The picture was filmed between November 1948 and January 1949.

Garland's three-year-old daughter, Liza Minnelli, makes her film debut, walking with her mother and Van Johnson in the film's closing shot.

The song "Last Night When We Were Young" was written in the 1930s by Harold Arlen and E. Y. "Yip" Harburg for the Metropolitan Opera star Lawrence Tibbett. Garland loved it and wanted to include it in the film. It was recorded and filmed but when the picture was released, it was cut from the final print.

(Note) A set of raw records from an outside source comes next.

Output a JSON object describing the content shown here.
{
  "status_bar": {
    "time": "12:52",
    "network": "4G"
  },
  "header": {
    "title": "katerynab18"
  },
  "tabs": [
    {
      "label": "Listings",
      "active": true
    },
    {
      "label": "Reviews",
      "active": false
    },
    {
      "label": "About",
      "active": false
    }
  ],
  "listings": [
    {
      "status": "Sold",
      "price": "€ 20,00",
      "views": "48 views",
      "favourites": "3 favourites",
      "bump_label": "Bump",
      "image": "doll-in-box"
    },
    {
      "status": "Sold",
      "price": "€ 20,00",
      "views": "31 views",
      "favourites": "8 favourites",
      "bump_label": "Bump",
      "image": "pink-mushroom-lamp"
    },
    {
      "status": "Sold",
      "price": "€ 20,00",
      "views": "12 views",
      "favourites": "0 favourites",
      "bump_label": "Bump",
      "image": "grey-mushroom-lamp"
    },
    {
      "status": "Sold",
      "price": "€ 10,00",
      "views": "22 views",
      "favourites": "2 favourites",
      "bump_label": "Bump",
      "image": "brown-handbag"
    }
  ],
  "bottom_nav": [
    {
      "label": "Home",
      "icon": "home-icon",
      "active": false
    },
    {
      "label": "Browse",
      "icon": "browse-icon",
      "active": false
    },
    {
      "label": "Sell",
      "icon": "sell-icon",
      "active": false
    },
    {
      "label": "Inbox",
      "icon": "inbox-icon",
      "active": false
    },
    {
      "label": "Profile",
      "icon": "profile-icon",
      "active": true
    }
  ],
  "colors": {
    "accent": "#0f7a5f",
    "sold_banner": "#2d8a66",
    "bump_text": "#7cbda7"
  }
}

The audio recording of "Last Night When We Were Young" was featured on several of Garland's MGM record albums and she also later recorded it for Capitol Records in the 1950s. The entire footage of the number was found in the MGM vaults and included in the PBS documentary American Masters: Judy Garland: By Myself in 2004.

Reception[edit]

The film was made during the height of the strained relationship between Garland and MGM. As a testament to Garland's strong popularity, it was a huge critical and commercial success. According to MGM records it earned $2,892,000 in the US and Canada and $642,000 overseas, resulting in a profit of $601,000.[1] According to Variety it earned $3.4 million in the US.[3]

The film was the second to last one that Garland made at MGM (with the final being Summer Stock). MGM terminated her contract – by mutual agreement – in September 1950.

The film is recognized by American Film Institute in these lists:

References[edit]

  1. ^ a b c The Eddie Mannix Ledger, Los Angeles: Margaret Herrick Library, Center for Motion Picture Study.
  2. ^ Kline, Jim (1993). The complete films of Buster Keaton. New York, NY: Citadel Press. pp. 192–193. ISBN 0806513039.
  3. ^ "Top Grossers of 1949". Variety. 4 January 1950. p. 59.
  4. ^ "AFI's Greatest Movie Musicals Nominees" (PDF). Retrieved 2016-08-13.

External links[edit]